Asura cave (Tib. ཨ་སུ་རའི་བྲག་ཕུག་, a suré drakpuk, Wyl. a su ra'i brag phug) — a cave sacred to Guru Rinpoche, located above the village of Pharping, near Kathmandu, Nepal. It is also known as the 'Upper cave of Yangleshö'. On the upper left side of the entrance door is the imprint of a hand in the rock.
Tulku Urgyen Rinpoche explains that:
- In the innermost recesses of the Asura Cave [...] is a tunnel that connects this cave to the Yangleshö Cave down below, about half a mile away. It is not a big hole. Wind passes through this passage and you can feel the draft when sitting near it. Although Padmasambhava could traverse freely through solid matter, he used this narrow tunnel to move between Yangleshö Cave and the upper Asura Cave.
Tulku Tenpo writes:
- In the past, in the Asura cave at the border of India and Nepal, Padmasambhava, the great master from Orgyen, and Langchen Palgyi Sengé, one of his main disciples, opened the mandala of the great and glorious Drekpa Kundul. They gave the spirits the Vajrayana empowerments, and bound them under oath to obey their command. When the twelve Tenma made their pledge and promised to protect Tibet, Guru Rinpoche and Langchen Palgyi Senge poured samaya water on the tongues of the Tenma and placed a symbolic crown, corresponding to their particular buddha family, on each of their heads. Then they placed the unchanging vajra in their hands and entrusted them to protect Tibet, and particularly to prevent the tirthikas from ever entering.

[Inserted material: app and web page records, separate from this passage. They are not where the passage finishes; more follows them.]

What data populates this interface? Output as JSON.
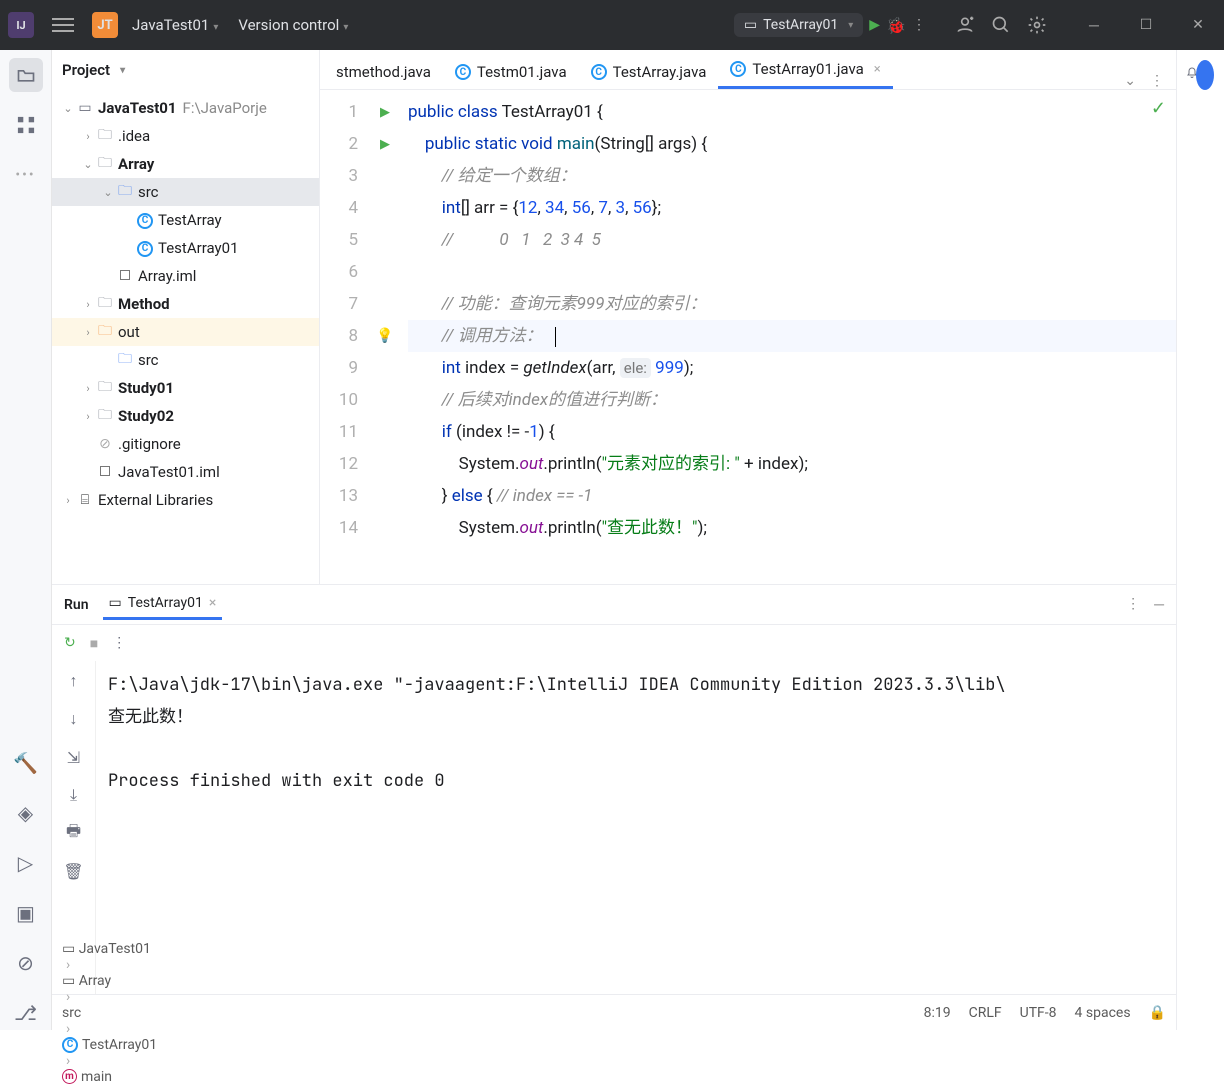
{
  "titlebar": {
    "app_icon": "IJ",
    "project_badge": "JT",
    "project_name": "JavaTest01",
    "vcs_label": "Version control",
    "run_config": "TestArray01"
  },
  "project_panel": {
    "label": "Project",
    "tree": [
      {
        "depth": 0,
        "twisty": "v",
        "icon": "module",
        "label": "JavaTest01",
        "bold": true,
        "path": "F:\\JavaPorje"
      },
      {
        "depth": 1,
        "twisty": ">",
        "icon": "folder",
        "label": ".idea"
      },
      {
        "depth": 1,
        "twisty": "v",
        "icon": "folder",
        "label": "Array",
        "bold": true
      },
      {
        "depth": 2,
        "twisty": "v",
        "icon": "folder-blue",
        "label": "src",
        "sel": true
      },
      {
        "depth": 3,
        "twisty": "",
        "icon": "class",
        "label": "TestArray"
      },
      {
        "depth": 3,
        "twisty": "",
        "icon": "class",
        "label": "TestArray01"
      },
      {
        "depth": 2,
        "twisty": "",
        "icon": "file",
        "label": "Array.iml"
      },
      {
        "depth": 1,
        "twisty": ">",
        "icon": "folder",
        "label": "Method",
        "bold": true
      },
      {
        "depth": 1,
        "twisty": ">",
        "icon": "folder-orange",
        "label": "out",
        "out": true
      },
      {
        "depth": 2,
        "twisty": "",
        "icon": "folder-blue",
        "label": "src"
      },
      {
        "depth": 1,
        "twisty": ">",
        "icon": "folder",
        "label": "Study01",
        "bold": true
      },
      {
        "depth": 1,
        "twisty": ">",
        "icon": "folder",
        "label": "Study02",
        "bold": true
      },
      {
        "depth": 1,
        "twisty": "",
        "icon": "ignore",
        "label": ".gitignore"
      },
      {
        "depth": 1,
        "twisty": "",
        "icon": "file",
        "label": "JavaTest01.iml"
      },
      {
        "depth": 0,
        "twisty": ">",
        "icon": "lib",
        "label": "External Libraries"
      }
    ]
  },
  "tabs": [
    {
      "label": "stmethod.java",
      "icon": "none"
    },
    {
      "label": "Testm01.java",
      "icon": "class"
    },
    {
      "label": "TestArray.java",
      "icon": "class"
    },
    {
      "label": "TestArray01.java",
      "icon": "class",
      "active": true,
      "closeable": true
    }
  ],
  "code_lines": [
    {
      "n": 1,
      "run": true,
      "html": "<span class='kw'>public class</span> TestArray01 {"
    },
    {
      "n": 2,
      "run": true,
      "html": "    <span class='kw'>public static void</span> <span style='color:#00627a'>main</span>(String[] args) {"
    },
    {
      "n": 3,
      "html": "        <span class='cmt'>// 给定一个数组：</span>"
    },
    {
      "n": 4,
      "html": "        <span class='kw'>int</span>[] arr = {<span class='num'>12</span>, <span class='num'>34</span>, <span class='num'>56</span>, <span class='num'>7</span>, <span class='num'>3</span>, <span class='num'>56</span>};"
    },
    {
      "n": 5,
      "html": "        <span class='cmt'>//           0   1   2  3 4  5</span>"
    },
    {
      "n": 6,
      "html": ""
    },
    {
      "n": 7,
      "html": "        <span class='cmt'>// 功能：查询元素999对应的索引：</span>"
    },
    {
      "n": 8,
      "bulb": true,
      "hl": true,
      "html": "        <span class='cmt'>// 调用方法：</span>   <span class='cursor'></span>"
    },
    {
      "n": 9,
      "html": "        <span class='kw'>int</span> index = <span style='font-style:italic'>getIndex</span>(arr, <span class='hint'>ele:</span> <span class='num'>999</span>);"
    },
    {
      "n": 10,
      "html": "        <span class='cmt'>// 后续对index的值进行判断：</span>"
    },
    {
      "n": 11,
      "html": "        <span class='kw'>if</span> (index != -<span class='num'>1</span>) {"
    },
    {
      "n": 12,
      "html": "            System.<span class='fld'>out</span>.println(<span class='str'>\"元素对应的索引: \"</span> + index);"
    },
    {
      "n": 13,
      "html": "        } <span class='kw'>else</span> { <span class='cmt'>// index == -1</span>"
    },
    {
      "n": 14,
      "html": "            System.<span class='fld'>out</span>.println(<span class='str'>\"查无此数！\"</span>);"
    }
  ],
  "run_panel": {
    "title": "Run",
    "tab": "TestArray01",
    "output": [
      "F:\\Java\\jdk-17\\bin\\java.exe \"-javaagent:F:\\IntelliJ IDEA Community Edition 2023.3.3\\lib\\",
      "查无此数！",
      "",
      "Process finished with exit code 0"
    ]
  },
  "breadcrumbs": [
    "JavaTest01",
    "Array",
    "src",
    "TestArray01",
    "main"
  ],
  "statusbar": {
    "pos": "8:19",
    "eol": "CRLF",
    "encoding": "UTF-8",
    "indent": "4 spaces"
  }
}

Tulku Urgyen Rinpoche restored the cave in the late 80s, early 90s, and built a monastery and three-year retreat centre for the practice of the Chokling Tersar called Pema Ösel Ling, which surrounds the cave.